Segment Start: Task material

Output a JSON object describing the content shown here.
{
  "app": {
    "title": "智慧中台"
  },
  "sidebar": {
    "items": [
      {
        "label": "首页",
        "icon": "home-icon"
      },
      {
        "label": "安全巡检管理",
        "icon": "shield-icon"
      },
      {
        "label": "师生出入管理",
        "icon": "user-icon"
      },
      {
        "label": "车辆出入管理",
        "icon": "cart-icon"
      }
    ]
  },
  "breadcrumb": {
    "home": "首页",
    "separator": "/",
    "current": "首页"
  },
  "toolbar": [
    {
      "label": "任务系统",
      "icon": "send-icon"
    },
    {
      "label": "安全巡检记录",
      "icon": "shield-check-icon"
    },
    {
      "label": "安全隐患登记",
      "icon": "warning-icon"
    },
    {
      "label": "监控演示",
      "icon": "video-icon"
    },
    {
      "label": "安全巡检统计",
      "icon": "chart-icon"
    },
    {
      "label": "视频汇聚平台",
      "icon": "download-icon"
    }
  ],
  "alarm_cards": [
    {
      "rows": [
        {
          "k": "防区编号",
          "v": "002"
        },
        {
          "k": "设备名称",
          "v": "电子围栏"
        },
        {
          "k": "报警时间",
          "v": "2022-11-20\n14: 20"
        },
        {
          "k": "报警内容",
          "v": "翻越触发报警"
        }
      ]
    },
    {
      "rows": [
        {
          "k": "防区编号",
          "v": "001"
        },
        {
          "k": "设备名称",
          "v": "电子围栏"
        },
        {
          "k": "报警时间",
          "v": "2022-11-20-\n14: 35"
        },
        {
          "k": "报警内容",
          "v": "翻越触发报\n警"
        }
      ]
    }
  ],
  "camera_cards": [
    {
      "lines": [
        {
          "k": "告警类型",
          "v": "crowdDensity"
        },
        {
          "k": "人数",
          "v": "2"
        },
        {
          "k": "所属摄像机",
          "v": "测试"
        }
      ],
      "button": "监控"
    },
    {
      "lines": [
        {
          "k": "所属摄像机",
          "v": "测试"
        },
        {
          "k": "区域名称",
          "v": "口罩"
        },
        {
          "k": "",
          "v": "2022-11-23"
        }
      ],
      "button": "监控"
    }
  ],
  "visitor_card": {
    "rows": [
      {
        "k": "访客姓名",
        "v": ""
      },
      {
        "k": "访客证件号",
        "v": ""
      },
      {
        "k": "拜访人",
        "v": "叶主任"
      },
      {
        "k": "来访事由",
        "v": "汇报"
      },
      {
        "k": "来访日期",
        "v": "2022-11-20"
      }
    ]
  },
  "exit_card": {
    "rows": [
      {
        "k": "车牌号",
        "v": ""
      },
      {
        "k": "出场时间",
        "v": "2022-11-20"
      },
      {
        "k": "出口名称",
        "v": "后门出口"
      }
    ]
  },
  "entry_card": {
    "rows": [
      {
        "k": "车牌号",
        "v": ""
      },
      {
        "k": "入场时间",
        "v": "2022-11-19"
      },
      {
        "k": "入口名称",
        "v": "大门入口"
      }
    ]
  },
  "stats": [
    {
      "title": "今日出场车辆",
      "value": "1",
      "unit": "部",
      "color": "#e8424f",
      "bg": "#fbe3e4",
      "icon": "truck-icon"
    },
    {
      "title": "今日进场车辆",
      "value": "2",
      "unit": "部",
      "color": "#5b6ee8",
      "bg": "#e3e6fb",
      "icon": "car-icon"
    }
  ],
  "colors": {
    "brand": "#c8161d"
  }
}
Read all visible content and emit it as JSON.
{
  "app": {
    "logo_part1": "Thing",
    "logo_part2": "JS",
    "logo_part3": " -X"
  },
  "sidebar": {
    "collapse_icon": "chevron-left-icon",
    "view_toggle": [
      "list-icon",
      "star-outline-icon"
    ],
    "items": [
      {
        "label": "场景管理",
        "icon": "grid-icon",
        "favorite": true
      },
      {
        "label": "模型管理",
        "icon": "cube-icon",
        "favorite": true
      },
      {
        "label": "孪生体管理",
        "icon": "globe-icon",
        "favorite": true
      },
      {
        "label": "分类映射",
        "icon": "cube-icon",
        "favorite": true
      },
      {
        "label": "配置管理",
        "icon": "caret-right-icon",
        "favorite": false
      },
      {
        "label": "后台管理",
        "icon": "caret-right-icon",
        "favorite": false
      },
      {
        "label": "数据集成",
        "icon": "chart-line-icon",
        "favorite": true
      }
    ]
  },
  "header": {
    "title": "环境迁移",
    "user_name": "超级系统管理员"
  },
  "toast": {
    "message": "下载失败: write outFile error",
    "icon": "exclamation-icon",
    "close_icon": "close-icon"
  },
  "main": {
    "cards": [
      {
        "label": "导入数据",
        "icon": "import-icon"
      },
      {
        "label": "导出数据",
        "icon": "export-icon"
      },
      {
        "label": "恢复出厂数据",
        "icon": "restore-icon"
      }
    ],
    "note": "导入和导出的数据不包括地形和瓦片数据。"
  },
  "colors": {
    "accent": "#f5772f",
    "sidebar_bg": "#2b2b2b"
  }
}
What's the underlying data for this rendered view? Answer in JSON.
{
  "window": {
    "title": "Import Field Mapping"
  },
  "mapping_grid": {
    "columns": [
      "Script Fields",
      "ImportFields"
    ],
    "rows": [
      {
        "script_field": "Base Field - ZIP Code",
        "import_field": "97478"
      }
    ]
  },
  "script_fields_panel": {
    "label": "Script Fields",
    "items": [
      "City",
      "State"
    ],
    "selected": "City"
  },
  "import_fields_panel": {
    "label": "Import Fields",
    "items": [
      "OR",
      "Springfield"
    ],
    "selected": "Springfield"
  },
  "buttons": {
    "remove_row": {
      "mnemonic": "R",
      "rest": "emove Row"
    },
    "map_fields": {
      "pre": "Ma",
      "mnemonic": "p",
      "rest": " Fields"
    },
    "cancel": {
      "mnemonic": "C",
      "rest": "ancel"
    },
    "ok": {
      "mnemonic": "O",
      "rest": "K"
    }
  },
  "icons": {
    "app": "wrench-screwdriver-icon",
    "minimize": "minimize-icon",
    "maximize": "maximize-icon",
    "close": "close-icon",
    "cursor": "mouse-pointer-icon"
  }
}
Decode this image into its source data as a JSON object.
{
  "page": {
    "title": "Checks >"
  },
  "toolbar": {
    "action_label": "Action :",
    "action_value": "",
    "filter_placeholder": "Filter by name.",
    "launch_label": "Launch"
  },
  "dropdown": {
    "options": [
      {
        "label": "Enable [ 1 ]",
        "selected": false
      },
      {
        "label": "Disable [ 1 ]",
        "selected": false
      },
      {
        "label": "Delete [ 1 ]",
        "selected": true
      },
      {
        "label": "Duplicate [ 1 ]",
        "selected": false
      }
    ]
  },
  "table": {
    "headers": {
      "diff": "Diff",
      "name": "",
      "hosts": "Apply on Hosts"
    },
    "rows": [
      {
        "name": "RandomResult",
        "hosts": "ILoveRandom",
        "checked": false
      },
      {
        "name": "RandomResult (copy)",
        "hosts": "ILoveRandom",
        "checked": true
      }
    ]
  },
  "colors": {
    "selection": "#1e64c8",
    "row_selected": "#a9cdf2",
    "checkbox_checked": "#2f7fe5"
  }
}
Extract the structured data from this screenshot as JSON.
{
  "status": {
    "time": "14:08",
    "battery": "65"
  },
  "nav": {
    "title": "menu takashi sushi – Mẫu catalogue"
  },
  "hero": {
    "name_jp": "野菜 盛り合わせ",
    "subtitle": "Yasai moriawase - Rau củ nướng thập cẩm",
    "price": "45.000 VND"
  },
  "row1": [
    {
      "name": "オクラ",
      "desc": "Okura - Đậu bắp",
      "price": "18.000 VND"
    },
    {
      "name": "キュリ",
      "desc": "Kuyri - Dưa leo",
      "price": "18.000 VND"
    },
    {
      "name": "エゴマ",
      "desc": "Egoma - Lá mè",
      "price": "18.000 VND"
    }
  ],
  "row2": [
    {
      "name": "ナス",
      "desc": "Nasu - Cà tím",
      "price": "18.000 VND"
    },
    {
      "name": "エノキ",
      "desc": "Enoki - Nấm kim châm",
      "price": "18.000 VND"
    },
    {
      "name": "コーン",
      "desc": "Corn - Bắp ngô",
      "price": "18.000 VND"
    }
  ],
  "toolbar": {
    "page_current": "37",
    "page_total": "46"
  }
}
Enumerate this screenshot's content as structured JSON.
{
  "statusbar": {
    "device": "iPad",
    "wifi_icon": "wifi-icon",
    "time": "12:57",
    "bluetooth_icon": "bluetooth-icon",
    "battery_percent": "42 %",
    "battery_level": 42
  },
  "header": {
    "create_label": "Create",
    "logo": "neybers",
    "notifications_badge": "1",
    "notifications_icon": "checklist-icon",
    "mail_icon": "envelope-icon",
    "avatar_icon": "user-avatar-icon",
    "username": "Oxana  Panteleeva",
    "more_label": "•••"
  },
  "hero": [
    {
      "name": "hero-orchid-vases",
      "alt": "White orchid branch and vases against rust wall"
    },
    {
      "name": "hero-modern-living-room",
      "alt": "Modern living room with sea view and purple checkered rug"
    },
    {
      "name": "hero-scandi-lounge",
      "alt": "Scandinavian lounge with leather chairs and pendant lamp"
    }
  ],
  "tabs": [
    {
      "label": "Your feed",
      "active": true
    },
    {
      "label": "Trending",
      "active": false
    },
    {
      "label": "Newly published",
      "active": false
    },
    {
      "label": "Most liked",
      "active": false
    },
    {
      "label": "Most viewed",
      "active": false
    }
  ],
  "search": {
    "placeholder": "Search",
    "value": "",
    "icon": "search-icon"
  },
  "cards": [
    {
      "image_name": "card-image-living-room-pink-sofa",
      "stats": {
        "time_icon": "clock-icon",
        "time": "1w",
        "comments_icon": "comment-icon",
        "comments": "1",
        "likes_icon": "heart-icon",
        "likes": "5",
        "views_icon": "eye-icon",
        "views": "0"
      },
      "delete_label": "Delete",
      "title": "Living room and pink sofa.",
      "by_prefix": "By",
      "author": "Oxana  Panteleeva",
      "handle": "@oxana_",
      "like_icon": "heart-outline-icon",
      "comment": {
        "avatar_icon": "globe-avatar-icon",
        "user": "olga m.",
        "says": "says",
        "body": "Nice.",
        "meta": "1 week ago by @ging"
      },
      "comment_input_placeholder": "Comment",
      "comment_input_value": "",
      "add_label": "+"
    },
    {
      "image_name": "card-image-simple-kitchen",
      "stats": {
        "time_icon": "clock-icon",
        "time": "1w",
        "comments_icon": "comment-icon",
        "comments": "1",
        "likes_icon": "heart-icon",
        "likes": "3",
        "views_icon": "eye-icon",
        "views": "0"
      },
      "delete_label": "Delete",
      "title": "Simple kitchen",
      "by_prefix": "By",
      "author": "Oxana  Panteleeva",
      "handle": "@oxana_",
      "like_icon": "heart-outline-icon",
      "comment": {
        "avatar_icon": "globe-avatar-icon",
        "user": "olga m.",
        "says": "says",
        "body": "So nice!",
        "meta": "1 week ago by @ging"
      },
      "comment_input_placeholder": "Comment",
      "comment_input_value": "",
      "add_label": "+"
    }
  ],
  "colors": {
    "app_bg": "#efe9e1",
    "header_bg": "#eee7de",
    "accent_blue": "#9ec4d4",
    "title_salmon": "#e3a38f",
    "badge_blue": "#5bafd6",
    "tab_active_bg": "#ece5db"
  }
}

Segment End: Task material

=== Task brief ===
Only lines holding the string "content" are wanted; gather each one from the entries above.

=== Response to this exercise ===
Output a JSON object describing the content shown here.
Read all visible content and emit it as JSON.
Enumerate this screenshot's content as structured JSON.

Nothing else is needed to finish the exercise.